== Task instructions ==
Scan the material below for the string "calls", and copy every line where it shows up.

>>>>

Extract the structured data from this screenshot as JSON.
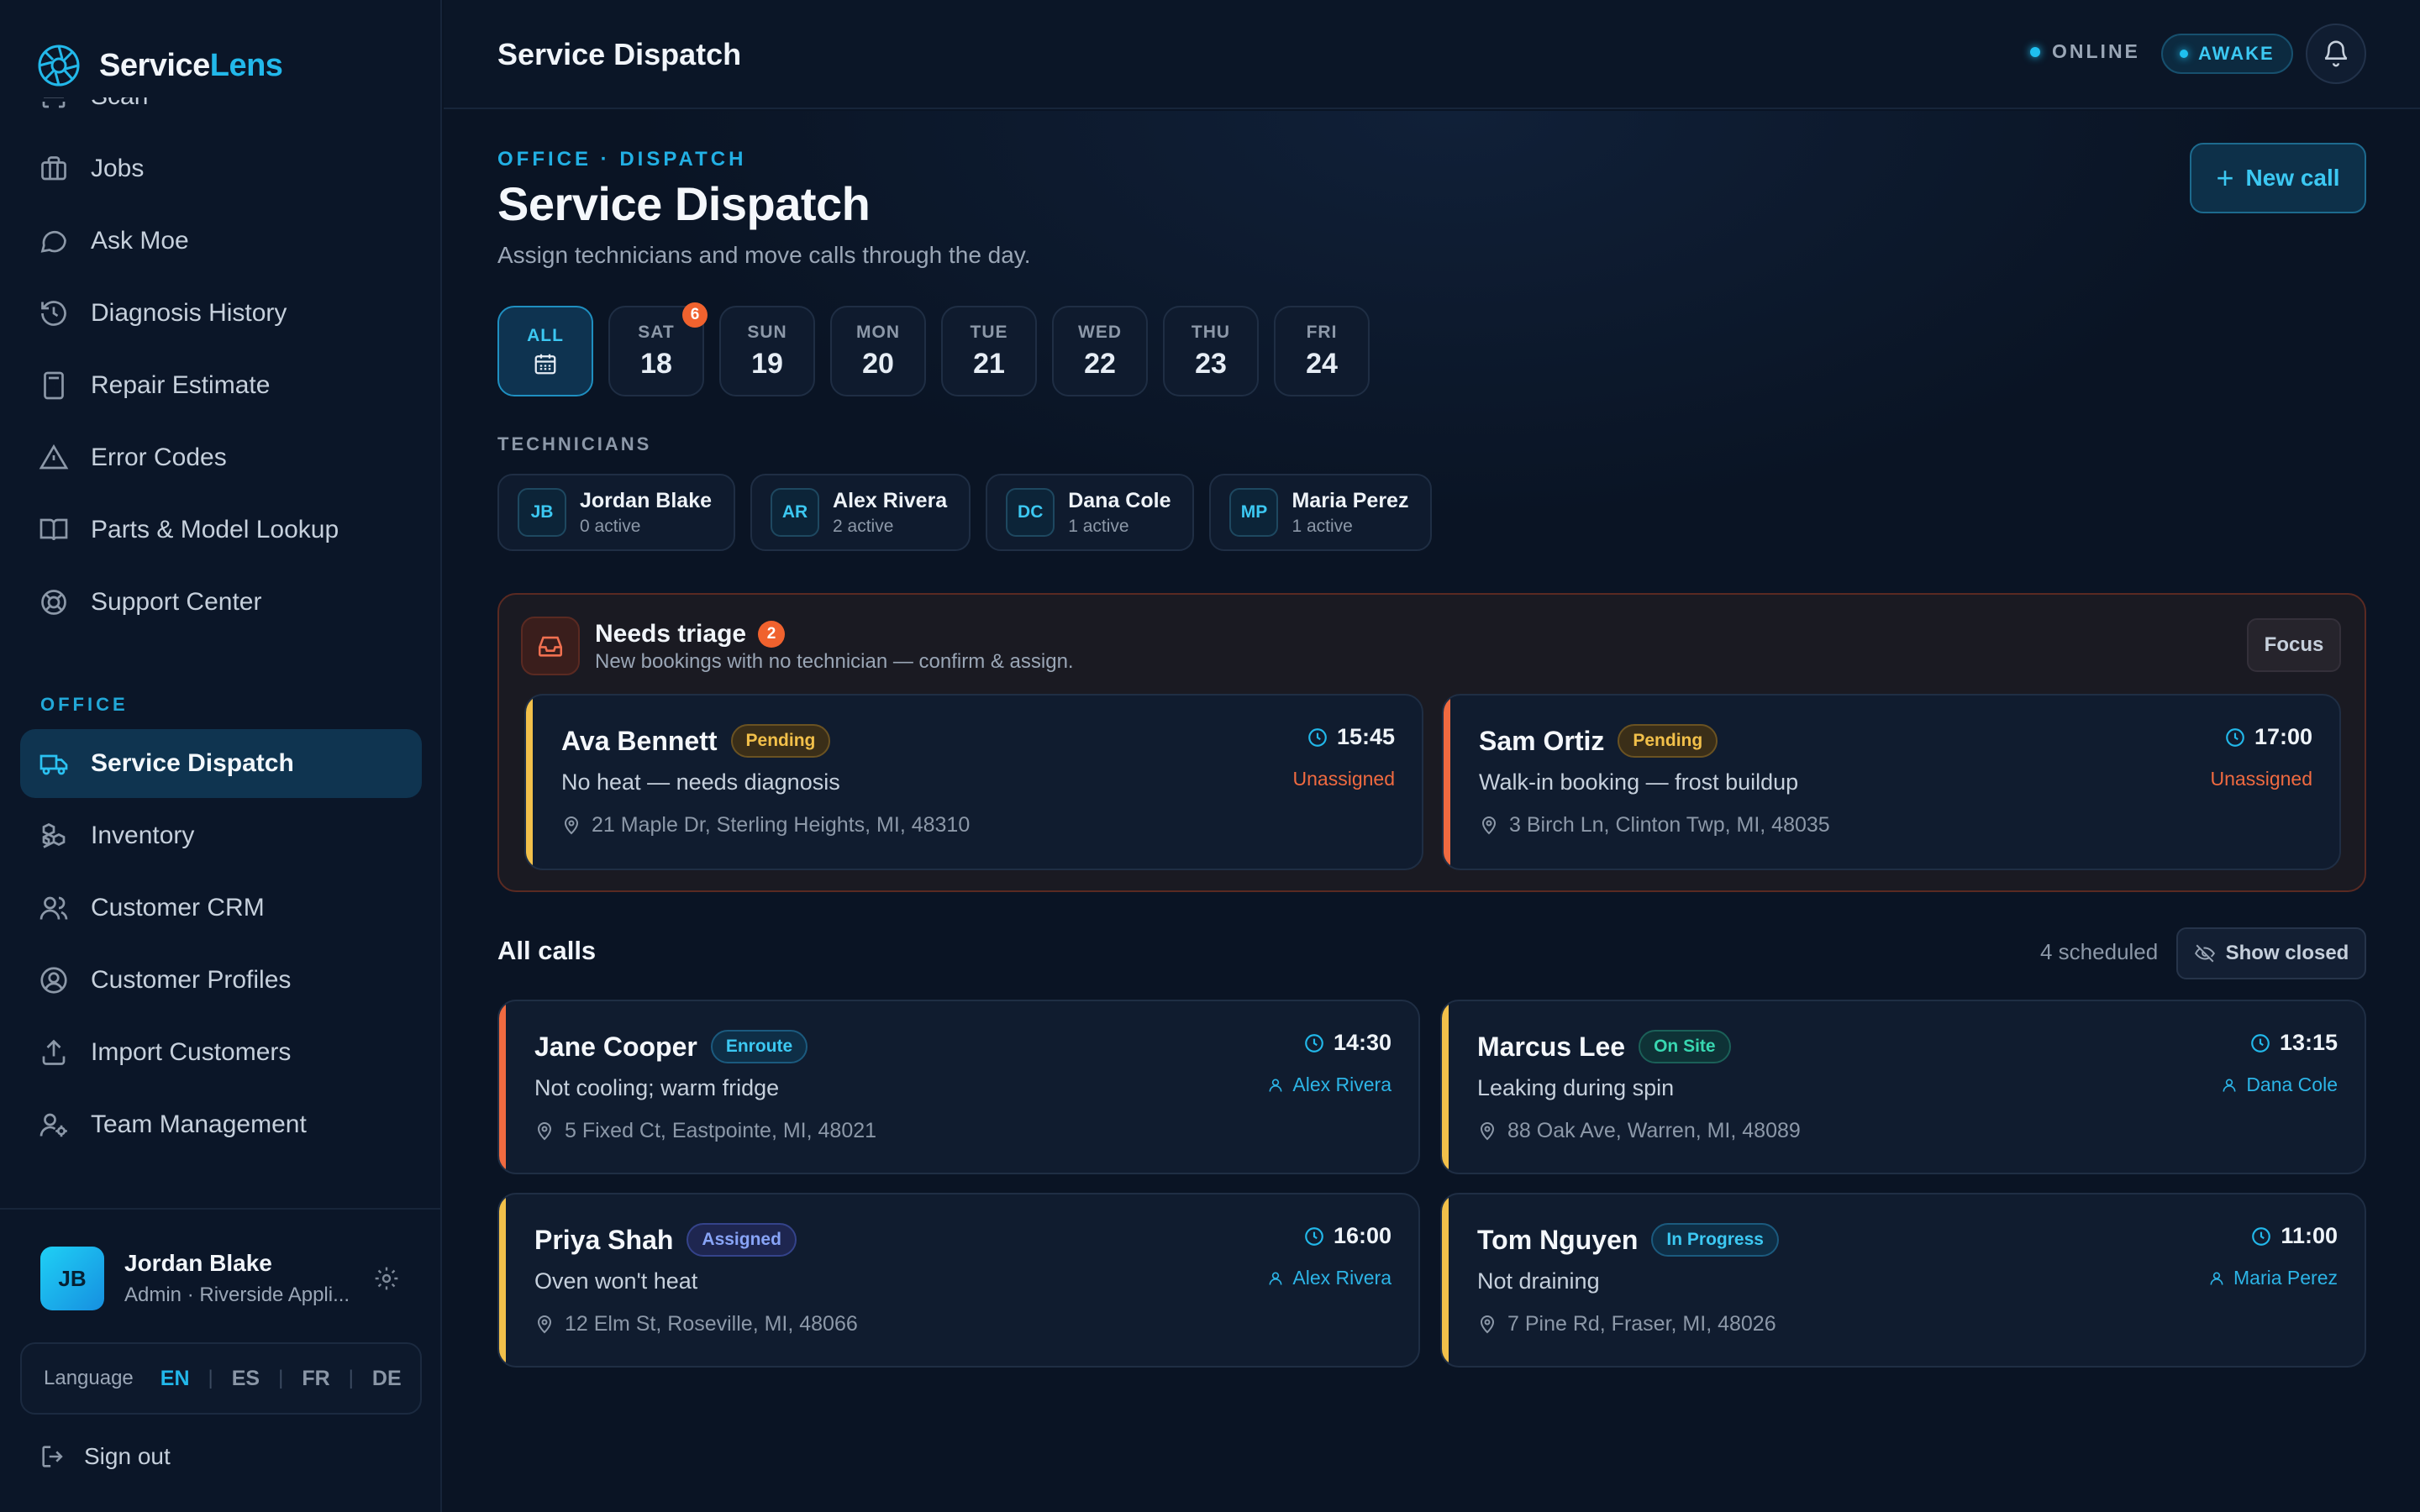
{
  "brand": {
    "name_main": "Service",
    "name_accent": "Lens"
  },
  "sidebar": {
    "items": [
      {
        "label": "Scan",
        "icon": "scan-icon"
      },
      {
        "label": "Jobs",
        "icon": "briefcase-icon"
      },
      {
        "label": "Ask Moe",
        "icon": "chat-bubble-icon"
      },
      {
        "label": "Diagnosis History",
        "icon": "history-icon"
      },
      {
        "label": "Repair Estimate",
        "icon": "calculator-icon"
      },
      {
        "label": "Error Codes",
        "icon": "warning-triangle-icon"
      },
      {
        "label": "Parts & Model Lookup",
        "icon": "open-book-icon"
      },
      {
        "label": "Support Center",
        "icon": "lifebuoy-icon"
      }
    ],
    "office_section": "OFFICE",
    "office_items": [
      {
        "label": "Service Dispatch",
        "icon": "truck-icon",
        "active": true
      },
      {
        "label": "Inventory",
        "icon": "boxes-icon"
      },
      {
        "label": "Customer CRM",
        "icon": "users-icon"
      },
      {
        "label": "Customer Profiles",
        "icon": "user-circle-icon"
      },
      {
        "label": "Import Customers",
        "icon": "upload-icon"
      },
      {
        "label": "Team Management",
        "icon": "user-gear-icon"
      }
    ],
    "user": {
      "initials": "JB",
      "name": "Jordan Blake",
      "role": "Admin · Riverside Appli..."
    },
    "language": {
      "label": "Language",
      "options": [
        "EN",
        "ES",
        "FR",
        "DE"
      ],
      "selected": "EN"
    },
    "sign_out": "Sign out"
  },
  "topbar": {
    "title": "Service Dispatch",
    "online": "ONLINE",
    "awake": "AWAKE"
  },
  "header": {
    "eyebrow": "OFFICE · DISPATCH",
    "title": "Service Dispatch",
    "subtitle": "Assign technicians and move calls through the day.",
    "new_call": "New call"
  },
  "days": {
    "all_label": "ALL",
    "items": [
      {
        "name": "SAT",
        "num": "18",
        "badge": "6"
      },
      {
        "name": "SUN",
        "num": "19"
      },
      {
        "name": "MON",
        "num": "20"
      },
      {
        "name": "TUE",
        "num": "21"
      },
      {
        "name": "WED",
        "num": "22"
      },
      {
        "name": "THU",
        "num": "23"
      },
      {
        "name": "FRI",
        "num": "24"
      }
    ]
  },
  "technicians": {
    "label": "TECHNICIANS",
    "items": [
      {
        "initials": "JB",
        "name": "Jordan Blake",
        "active": "0 active"
      },
      {
        "initials": "AR",
        "name": "Alex Rivera",
        "active": "2 active"
      },
      {
        "initials": "DC",
        "name": "Dana Cole",
        "active": "1 active"
      },
      {
        "initials": "MP",
        "name": "Maria Perez",
        "active": "1 active"
      }
    ]
  },
  "triage": {
    "title": "Needs triage",
    "count": "2",
    "subtitle": "New bookings with no technician — confirm & assign.",
    "focus": "Focus",
    "cards": [
      {
        "name": "Ava Bennett",
        "status": "Pending",
        "desc": "No heat — needs diagnosis",
        "address": "21 Maple Dr, Sterling Heights, MI, 48310",
        "time": "15:45",
        "assignee": "Unassigned",
        "bar": "#f2c04a"
      },
      {
        "name": "Sam Ortiz",
        "status": "Pending",
        "desc": "Walk-in booking — frost buildup",
        "address": "3 Birch Ln, Clinton Twp, MI, 48035",
        "time": "17:00",
        "assignee": "Unassigned",
        "bar": "#f06a40"
      }
    ]
  },
  "calls": {
    "title": "All calls",
    "scheduled": "4 scheduled",
    "show_closed": "Show closed",
    "cards": [
      {
        "name": "Jane Cooper",
        "status": "Enroute",
        "desc": "Not cooling; warm fridge",
        "address": "5 Fixed Ct, Eastpointe, MI, 48021",
        "time": "14:30",
        "assignee": "Alex Rivera",
        "bar": "#f06a40"
      },
      {
        "name": "Marcus Lee",
        "status": "On Site",
        "desc": "Leaking during spin",
        "address": "88 Oak Ave, Warren, MI, 48089",
        "time": "13:15",
        "assignee": "Dana Cole",
        "bar": "#f2c04a"
      },
      {
        "name": "Priya Shah",
        "status": "Assigned",
        "desc": "Oven won't heat",
        "address": "12 Elm St, Roseville, MI, 48066",
        "time": "16:00",
        "assignee": "Alex Rivera",
        "bar": "#f2c04a"
      },
      {
        "name": "Tom Nguyen",
        "status": "In Progress",
        "desc": "Not draining",
        "address": "7 Pine Rd, Fraser, MI, 48026",
        "time": "11:00",
        "assignee": "Maria Perez",
        "bar": "#f2c04a"
      }
    ]
  },
  "colors": {
    "accent": "#22b8ea",
    "alert": "#f0622e",
    "pending": "#f2c04a",
    "background": "#0a1424"
  }
}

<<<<

== Expected answer ==
    "subtitle": "Assign technicians and move calls through the day.",
  "calls": {
    "title": "All calls",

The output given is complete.